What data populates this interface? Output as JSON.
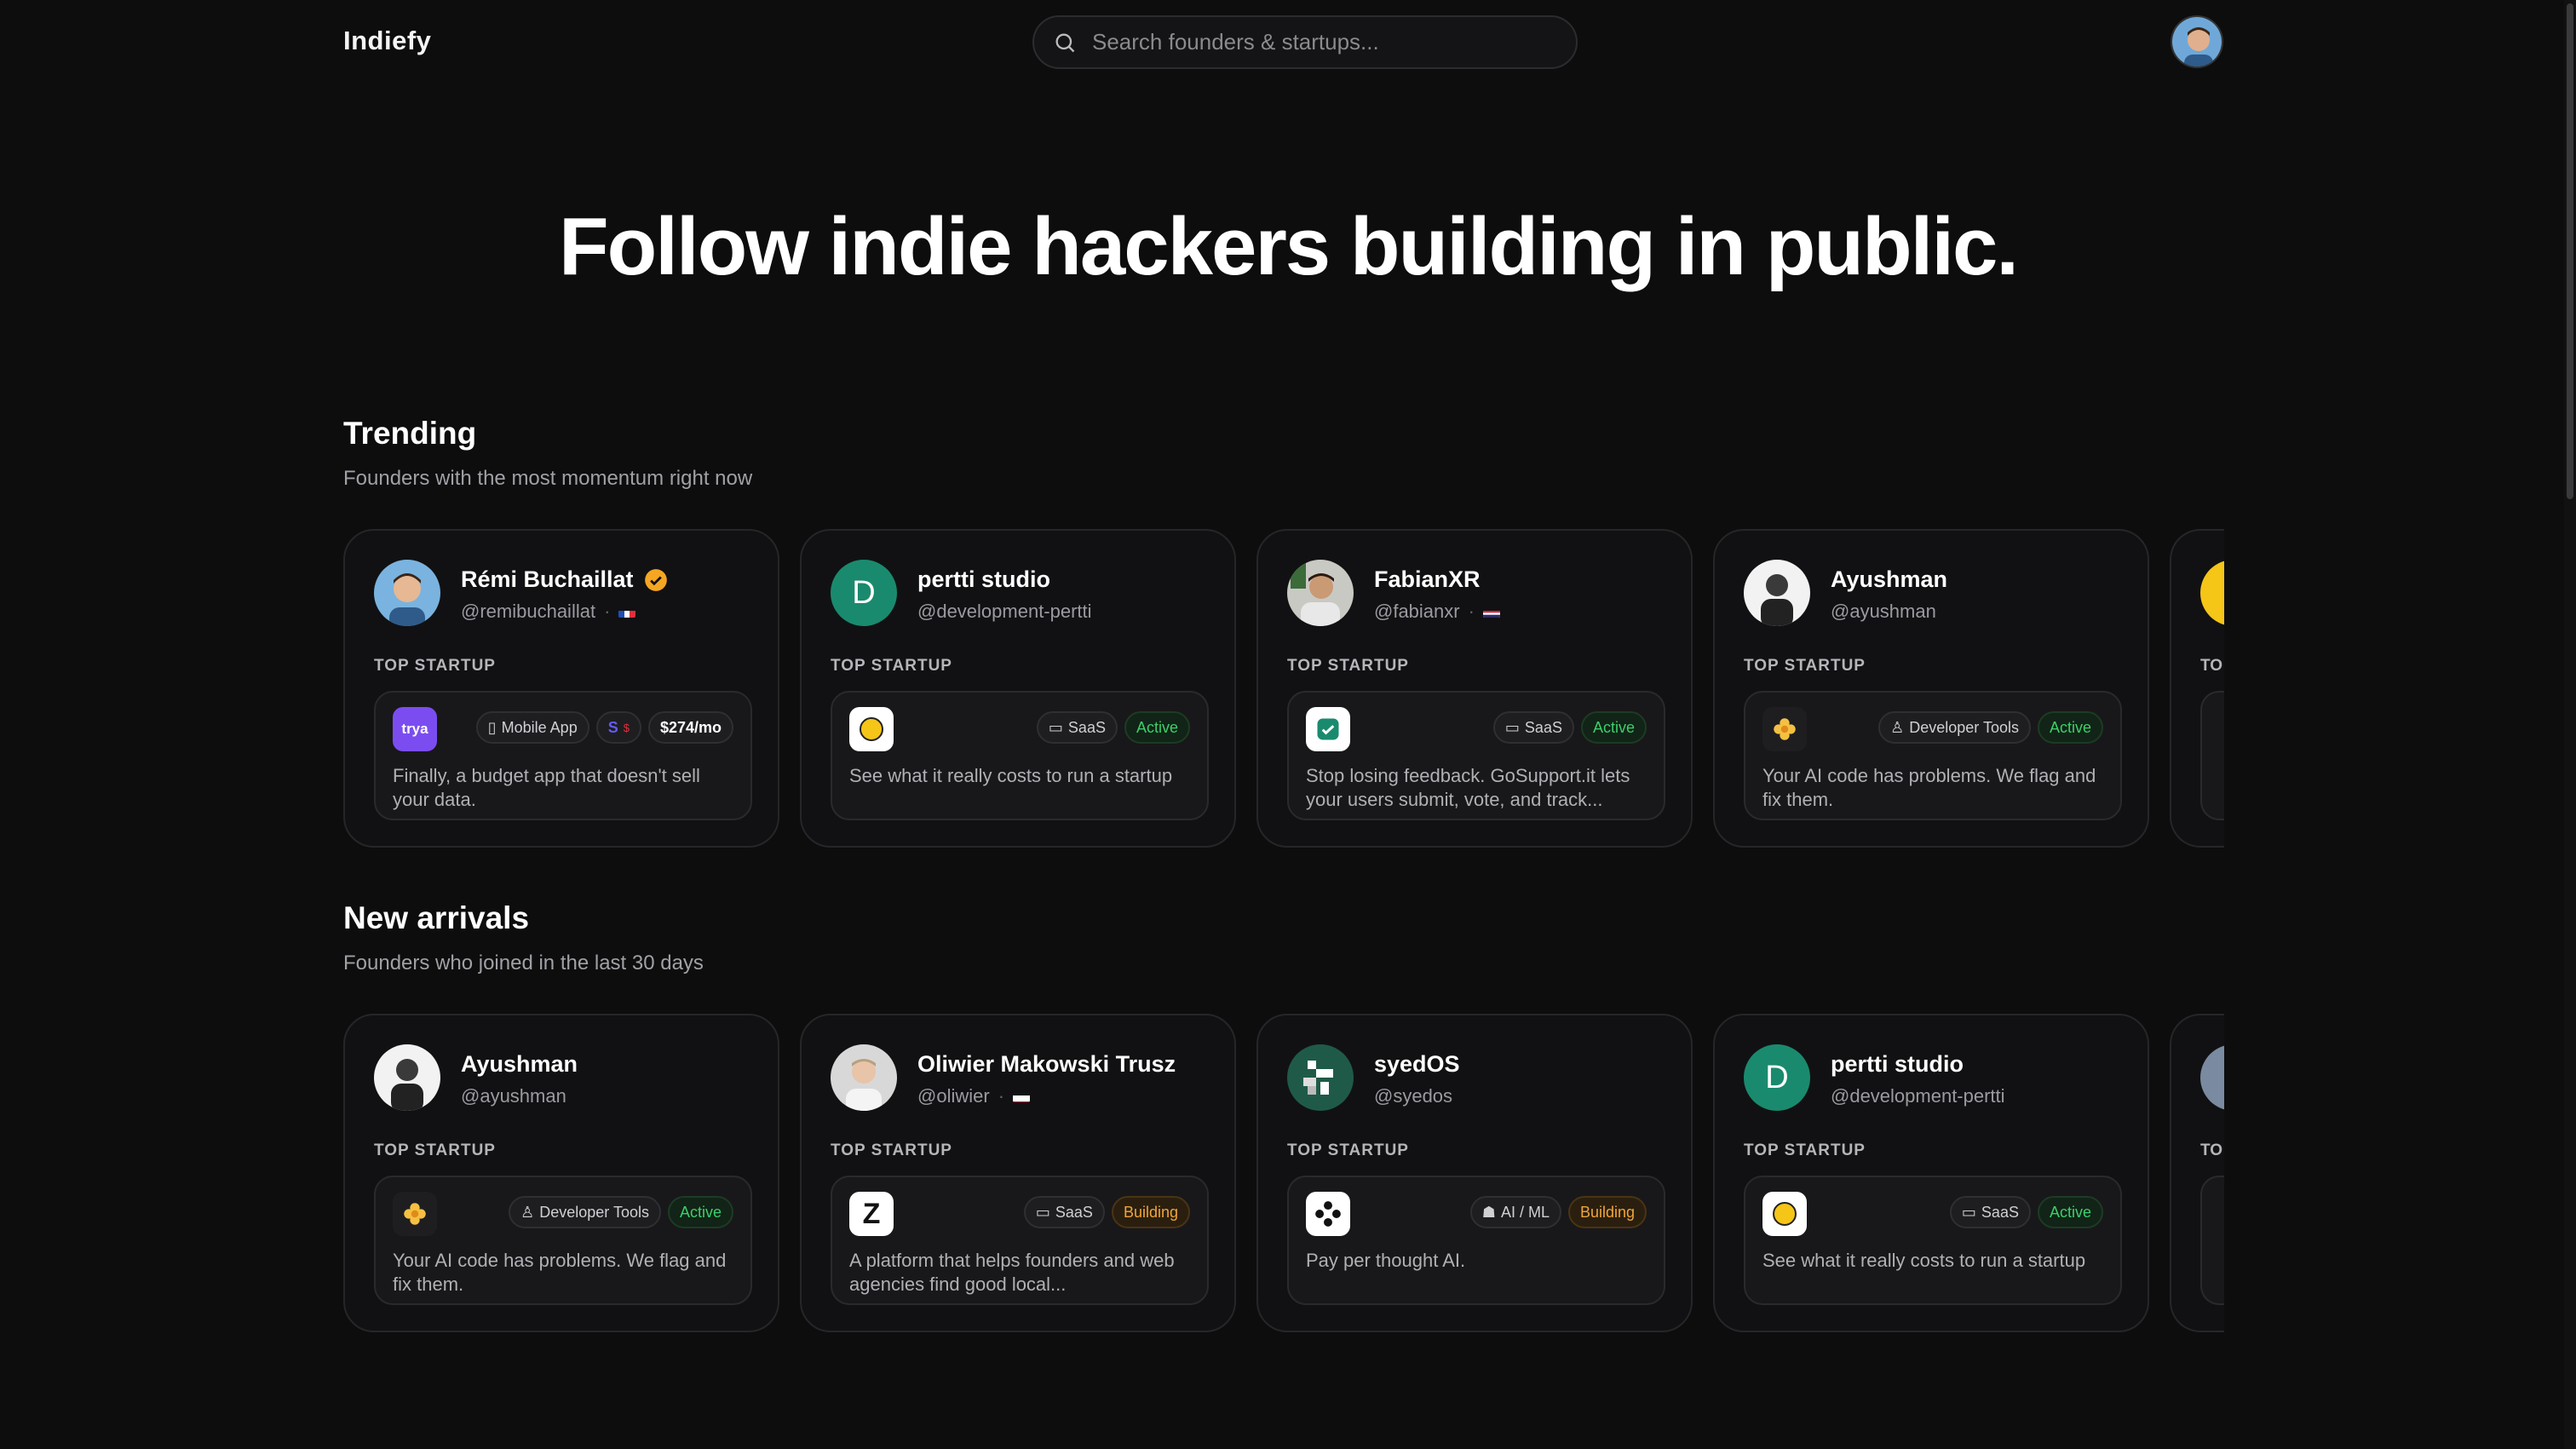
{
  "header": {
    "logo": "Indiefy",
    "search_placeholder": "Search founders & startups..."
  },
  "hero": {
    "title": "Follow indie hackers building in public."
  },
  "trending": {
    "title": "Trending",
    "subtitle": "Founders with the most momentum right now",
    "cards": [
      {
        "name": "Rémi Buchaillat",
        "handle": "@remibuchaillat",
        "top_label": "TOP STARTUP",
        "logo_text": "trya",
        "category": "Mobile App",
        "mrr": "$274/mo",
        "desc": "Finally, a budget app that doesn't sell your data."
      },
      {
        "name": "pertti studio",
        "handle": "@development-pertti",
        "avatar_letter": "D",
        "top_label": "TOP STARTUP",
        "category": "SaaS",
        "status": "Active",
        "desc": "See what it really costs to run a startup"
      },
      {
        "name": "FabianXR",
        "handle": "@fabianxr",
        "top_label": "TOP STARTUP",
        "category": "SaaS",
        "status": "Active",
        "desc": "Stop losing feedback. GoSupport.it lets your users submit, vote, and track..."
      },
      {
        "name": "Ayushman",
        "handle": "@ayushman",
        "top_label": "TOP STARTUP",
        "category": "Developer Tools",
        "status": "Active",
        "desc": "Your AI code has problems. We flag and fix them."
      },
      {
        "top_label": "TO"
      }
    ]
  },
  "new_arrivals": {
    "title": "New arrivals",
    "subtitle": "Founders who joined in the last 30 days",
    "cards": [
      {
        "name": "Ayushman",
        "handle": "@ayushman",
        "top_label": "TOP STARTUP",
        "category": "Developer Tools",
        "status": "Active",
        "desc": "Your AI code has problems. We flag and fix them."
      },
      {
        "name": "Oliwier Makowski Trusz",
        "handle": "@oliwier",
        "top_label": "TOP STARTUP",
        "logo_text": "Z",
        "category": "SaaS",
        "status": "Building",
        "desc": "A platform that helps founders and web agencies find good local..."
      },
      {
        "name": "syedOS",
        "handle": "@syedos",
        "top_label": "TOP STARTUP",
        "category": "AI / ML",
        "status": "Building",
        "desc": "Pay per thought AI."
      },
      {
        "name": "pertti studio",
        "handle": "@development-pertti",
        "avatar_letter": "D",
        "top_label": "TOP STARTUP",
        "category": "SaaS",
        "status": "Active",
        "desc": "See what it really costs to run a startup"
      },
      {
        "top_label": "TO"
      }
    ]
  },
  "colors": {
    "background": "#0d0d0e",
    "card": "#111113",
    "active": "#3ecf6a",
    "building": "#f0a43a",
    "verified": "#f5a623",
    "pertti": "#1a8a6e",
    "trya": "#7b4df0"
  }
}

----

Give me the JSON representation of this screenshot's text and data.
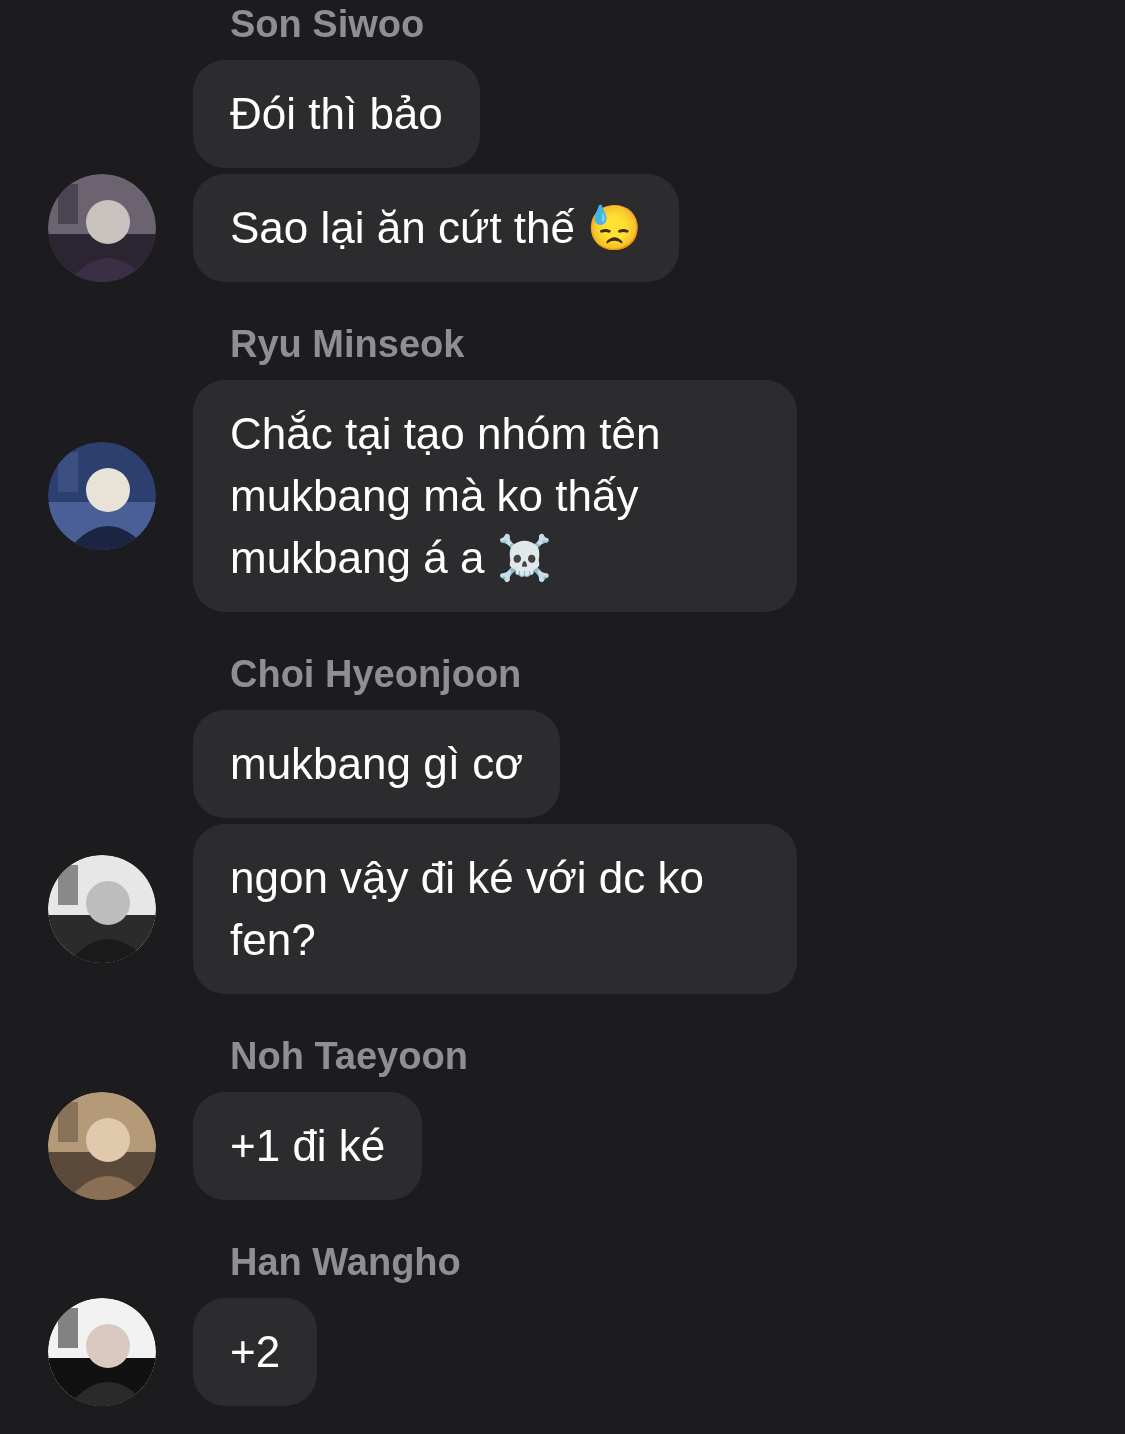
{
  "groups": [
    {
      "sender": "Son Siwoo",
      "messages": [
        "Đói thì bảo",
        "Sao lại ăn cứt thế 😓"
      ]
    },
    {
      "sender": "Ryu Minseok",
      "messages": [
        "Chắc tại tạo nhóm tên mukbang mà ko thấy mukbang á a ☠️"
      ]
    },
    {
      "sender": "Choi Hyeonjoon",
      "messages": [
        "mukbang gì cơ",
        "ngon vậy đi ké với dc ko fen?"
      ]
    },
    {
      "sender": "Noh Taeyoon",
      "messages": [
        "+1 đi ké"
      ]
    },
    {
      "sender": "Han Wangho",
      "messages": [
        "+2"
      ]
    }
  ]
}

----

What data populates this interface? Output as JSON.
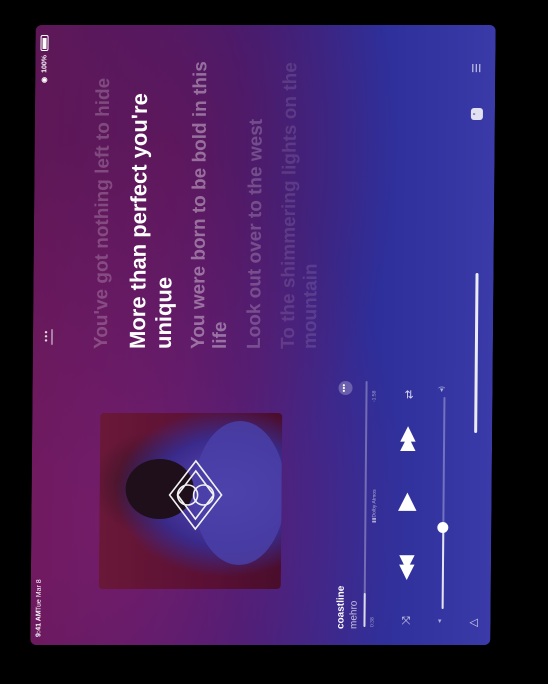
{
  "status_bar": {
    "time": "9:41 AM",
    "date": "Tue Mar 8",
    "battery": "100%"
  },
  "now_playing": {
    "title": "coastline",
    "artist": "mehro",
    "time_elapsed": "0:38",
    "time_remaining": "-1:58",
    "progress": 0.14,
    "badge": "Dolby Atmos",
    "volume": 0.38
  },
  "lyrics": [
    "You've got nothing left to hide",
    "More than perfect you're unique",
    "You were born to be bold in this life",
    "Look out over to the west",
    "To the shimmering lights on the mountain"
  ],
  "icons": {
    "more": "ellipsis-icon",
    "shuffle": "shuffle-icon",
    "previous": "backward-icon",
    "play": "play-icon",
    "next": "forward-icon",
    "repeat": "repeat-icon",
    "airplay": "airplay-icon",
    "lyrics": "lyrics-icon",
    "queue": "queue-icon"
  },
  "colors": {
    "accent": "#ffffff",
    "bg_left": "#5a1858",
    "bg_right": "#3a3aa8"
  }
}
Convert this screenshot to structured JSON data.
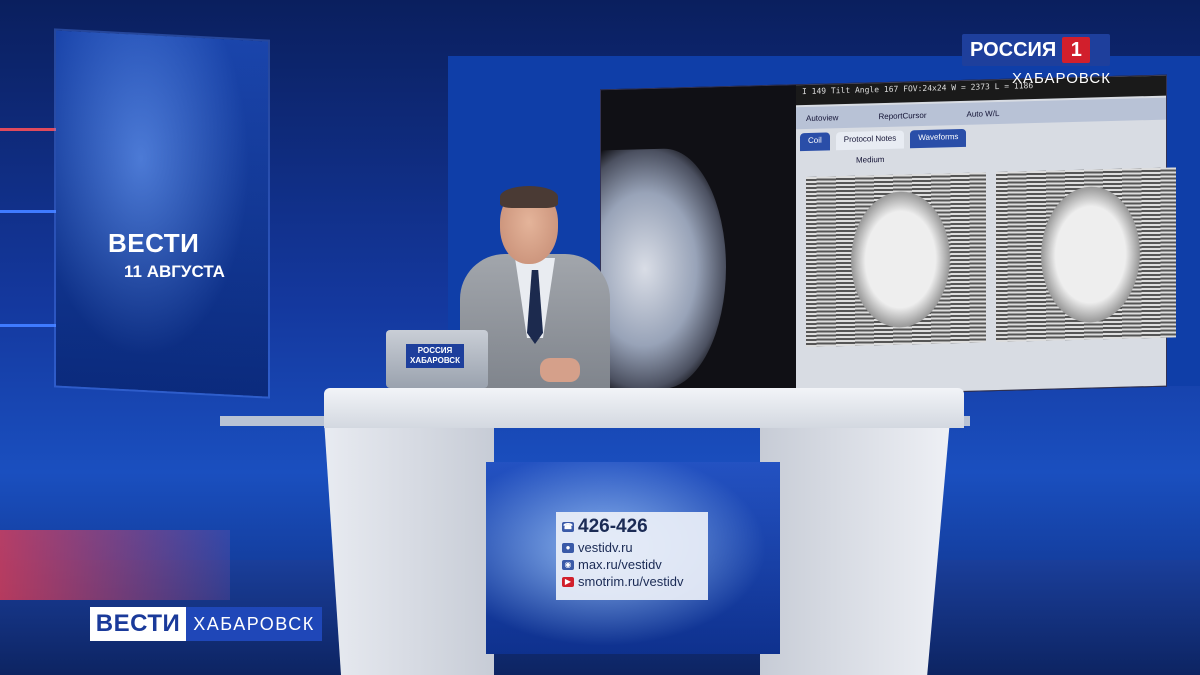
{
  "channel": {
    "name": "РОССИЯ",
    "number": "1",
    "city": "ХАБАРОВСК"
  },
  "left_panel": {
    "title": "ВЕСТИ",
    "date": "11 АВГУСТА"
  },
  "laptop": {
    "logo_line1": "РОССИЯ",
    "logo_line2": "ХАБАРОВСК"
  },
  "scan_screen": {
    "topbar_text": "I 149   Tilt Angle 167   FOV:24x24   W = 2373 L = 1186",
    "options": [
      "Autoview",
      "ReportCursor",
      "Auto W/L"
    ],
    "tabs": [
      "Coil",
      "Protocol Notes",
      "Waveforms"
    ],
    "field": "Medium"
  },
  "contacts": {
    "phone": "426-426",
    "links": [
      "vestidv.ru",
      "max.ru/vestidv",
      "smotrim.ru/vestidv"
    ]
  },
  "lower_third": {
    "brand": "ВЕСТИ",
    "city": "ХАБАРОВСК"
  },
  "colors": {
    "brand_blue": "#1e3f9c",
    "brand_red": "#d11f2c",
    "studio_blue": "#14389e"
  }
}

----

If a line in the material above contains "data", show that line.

What data populates this interface? Output as JSON.
        "desc": "Finally, a budget app that doesn't sell your data."
Give me the JSON representation of this screenshot's text and data.
What data populates this interface? Output as JSON.
Convert this screenshot to structured JSON data.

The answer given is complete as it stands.